Carbon sequestration is the process of capturing and storing atmospheric carbon dioxide or other forms of carbon for a long term in a secure storage.

Besides Stripe, there are other growing startups such as Carbon Engineering, Climeworks, and Global Thermostat, which are actively working in this space.

Stripe seeks to purchase negative carbon dioxide (CO2) emissions at any price per tCO2 (total Carbon dioxide). The official blog post adds, “And so we commit to spending at least twice as much on sequestration as we do on offsets, with a floor of at least $1M per year.”

This initiative of Stripe comes after IPCC in its recent summary report stated that in scenarios where the temperature usually stays below 2°C of temperature increase will have “substantial net negative emissions by 2100, on average around 2 gigatons of CO2 per year.”

Image Source: IPCC

Stripe plans to work with experts in selecting successful carbon capture solutions based on cost-effectiveness as it is expected that it will cost more than $100 per tCO2, as compared to the $8 per tCO2 that the company pays for offsets.

What are Stripe’s current efforts in technology landscape?

There are three ongoing projects that the software company expects funding for,

  • First, is the land management project, which aims to improve natural carbon sinks by forestation initiatives, soil management reform, and agricultural techniques. Scientists and entrepreneurs can try to increase the duration of CO2 storage by hacking plant roots such that more CO2 can be stored for an extended period of time.
  • The second ongoing project is on enhanced weathering. The project will make CO2 in a gas or liquid to react with silicate minerals and rocks rich in Ca and Mg to form carbonate minerals. This collected carbon is later sequestered for centuries in the mineral.
  • Next, is a direct-air capture project, which is an industrial installation that uses energy to force air into contact with a CO2-sorbent. Later, the CO2 is separated from the sorbent and transported to long-term storage sites.

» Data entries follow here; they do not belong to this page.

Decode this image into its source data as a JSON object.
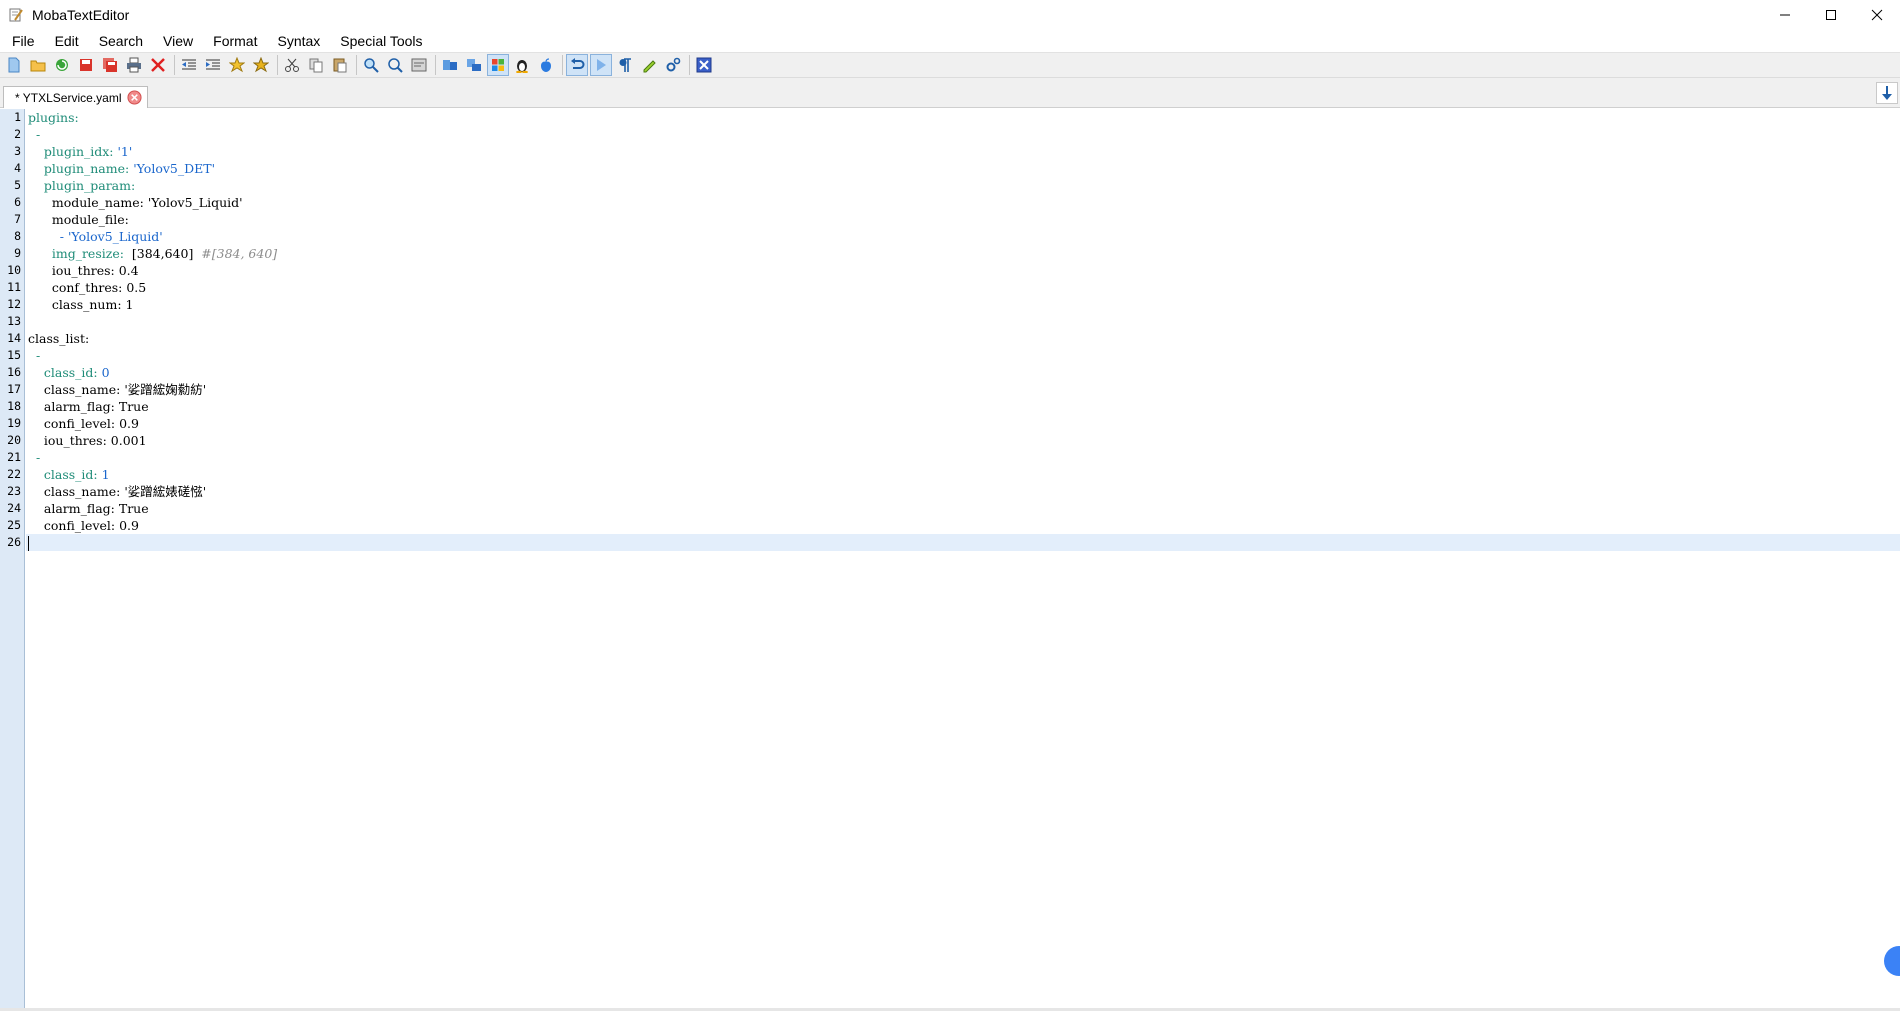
{
  "window": {
    "title": "MobaTextEditor"
  },
  "menu": [
    "File",
    "Edit",
    "Search",
    "View",
    "Format",
    "Syntax",
    "Special Tools"
  ],
  "toolbar": {
    "icons": [
      "new-file-icon",
      "open-folder-icon",
      "reload-icon",
      "save-icon",
      "save-all-icon",
      "print-icon",
      "close-red-x-icon",
      "unindent-icon",
      "indent-icon",
      "bookmark-icon",
      "bookmark-next-icon",
      "cut-icon",
      "copy-icon",
      "paste-icon",
      "find-icon",
      "replace-icon",
      "goto-icon",
      "compare-icon",
      "sync-icon",
      "windows-eol-icon",
      "linux-eol-icon",
      "mac-eol-icon",
      "undo-icon",
      "redo-icon",
      "pilcrow-icon",
      "highlight-pen-icon",
      "settings-icon",
      "exit-icon"
    ]
  },
  "tab": {
    "label": "* YTXLService.yaml"
  },
  "editor": {
    "lines": [
      "1",
      "2",
      "3",
      "4",
      "5",
      "6",
      "7",
      "8",
      "9",
      "10",
      "11",
      "12",
      "13",
      "14",
      "15",
      "16",
      "17",
      "18",
      "19",
      "20",
      "21",
      "22",
      "23",
      "24",
      "25",
      "26"
    ],
    "code": {
      "l1": "plugins:",
      "l2": "  -",
      "l3_key": "    plugin_idx:",
      "l3_val": " '1'",
      "l4_key": "    plugin_name:",
      "l4_val": " 'Yolov5_DET'",
      "l5_key": "    plugin_param:",
      "l6": "      module_name: 'Yolov5_Liquid'",
      "l7": "      module_file:",
      "l8": "        - 'Yolov5_Liquid'",
      "l9_key": "      img_resize:",
      "l9_val": "  [384,640]  ",
      "l9_comment": "#[384, 640]",
      "l10": "      iou_thres: 0.4",
      "l11": "      conf_thres: 0.5",
      "l12": "      class_num: 1",
      "l13": "",
      "l14": "class_list:",
      "l15": "  -",
      "l16_key": "    class_id:",
      "l16_val": " 0",
      "l17": "    class_name: '娑蹭綋婅勬紡'",
      "l18": "    alarm_flag: True",
      "l19": "    confi_level: 0.9",
      "l20": "    iou_thres: 0.001",
      "l21": "  -",
      "l22_key": "    class_id:",
      "l22_val": " 1",
      "l23": "    class_name: '娑蹭綋婊磋惤'",
      "l24": "    alarm_flag: True",
      "l25": "    confi_level: 0.9",
      "l26": ""
    }
  }
}
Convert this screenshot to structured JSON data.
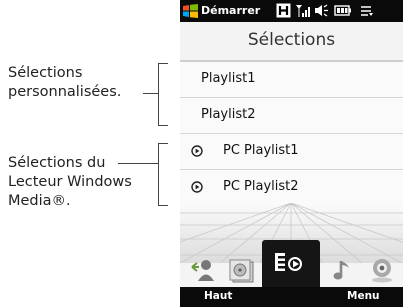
{
  "annotations": {
    "custom": [
      "Sélections",
      "personnalisées."
    ],
    "wmp": [
      "Sélections du",
      "Lecteur Windows",
      "Media®."
    ]
  },
  "status_bar": {
    "start_label": "Démarrer",
    "icons": [
      "windows-logo-icon",
      "h-connection-icon",
      "signal-icon",
      "speaker-icon",
      "battery-icon",
      "menu-arrows-icon"
    ]
  },
  "screen": {
    "title": "Sélections"
  },
  "playlists": [
    {
      "label": "Playlist1",
      "type": "custom"
    },
    {
      "label": "Playlist2",
      "type": "custom"
    },
    {
      "label": "PC Playlist1",
      "type": "wmp"
    },
    {
      "label": "PC Playlist2",
      "type": "wmp"
    }
  ],
  "tabs": [
    {
      "icon": "artists-icon",
      "active": false
    },
    {
      "icon": "album-icon",
      "active": false
    },
    {
      "icon": "playlists-icon",
      "active": true
    },
    {
      "icon": "music-note-icon",
      "active": false
    },
    {
      "icon": "podcast-icon",
      "active": false
    }
  ],
  "softkeys": {
    "left": "Haut",
    "right": "Menu"
  },
  "colors": {
    "bar_background": "#0a0a0a",
    "active_tab": "#151515",
    "list_background": "#fafafa"
  }
}
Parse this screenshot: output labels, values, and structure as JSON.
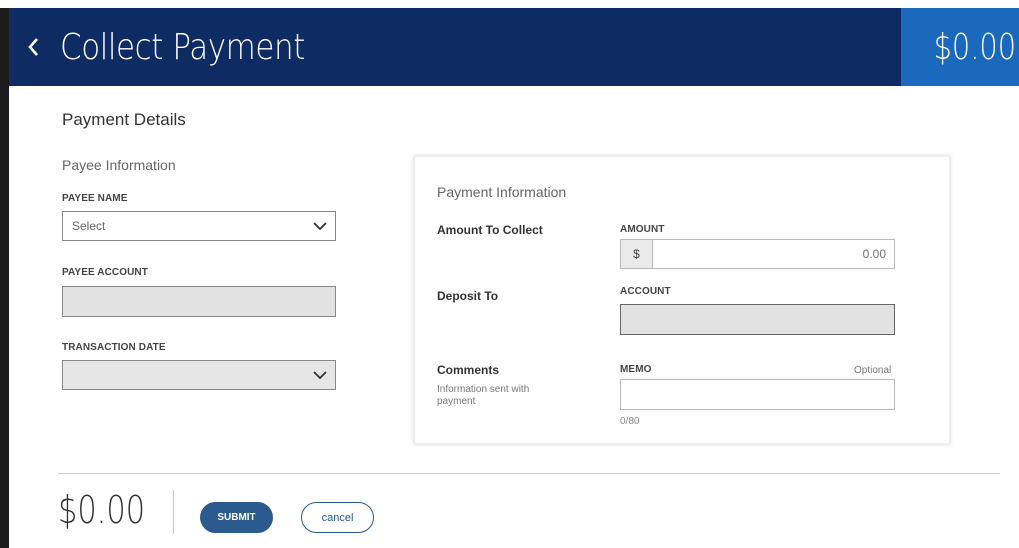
{
  "header": {
    "title": "Collect Payment",
    "amount": "$0.00",
    "back_icon": "chevron-left-icon"
  },
  "payment_details": {
    "title": "Payment Details",
    "payee_section": {
      "title": "Payee Information",
      "payee_name_label": "PAYEE NAME",
      "payee_name_value": "Select",
      "payee_account_label": "PAYEE ACCOUNT",
      "transaction_date_label": "TRANSACTION DATE"
    },
    "payment_info": {
      "title": "Payment Information",
      "amount_row_label": "Amount To Collect",
      "amount_field_label": "AMOUNT",
      "currency_prefix": "$",
      "amount_placeholder": "0.00",
      "deposit_row_label": "Deposit To",
      "account_field_label": "ACCOUNT",
      "comments_row_label": "Comments",
      "comments_help": "Information sent with payment",
      "memo_field_label": "MEMO",
      "memo_optional": "Optional",
      "memo_counter": "0/80"
    }
  },
  "footer": {
    "amount": "$0.00",
    "submit_label": "SUBMIT",
    "cancel_label": "cancel"
  },
  "colors": {
    "header_bg": "#0e2c63",
    "header_amount_bg": "#1a69bd",
    "primary_button": "#2a5a8e"
  }
}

Stripe believes that humanity will need more such techniques in the coming decades in order to achieve the collective goal of removing negative emissions from the atmosphere.

The company expects that if a scalable and verifiable negative emissions technology is made available for $100 per tonne of captured CO2 (tCO2) in the market, it could turn out to be a trillion-dollar industry by the end of the century.

Such kind of projects will not only help in reducing negative emissions but will also put an end to anthropogenic climate change. Stripe has also announced that they are open to funding such projects to mitigate negative emissions in the coming decade.

People all over the world are admiring Stripe’s commitment in mitigating negative emissions.

Many are also expecting that other companies will follow Stripe in this initiative.

For more details about Stripe’s Negative Emissions Commitment, head over to Stripe’s official blog.

Read Next

Stripe’s API degradation RCA found unforeseen interaction of database bugs and a config change led to cascading failure across critical services

Stripe’s API suffered two consecutive outages yesterday causing elevated error rates and response times

Stripe updates its product stack to prepare European businesses for SCA-compliance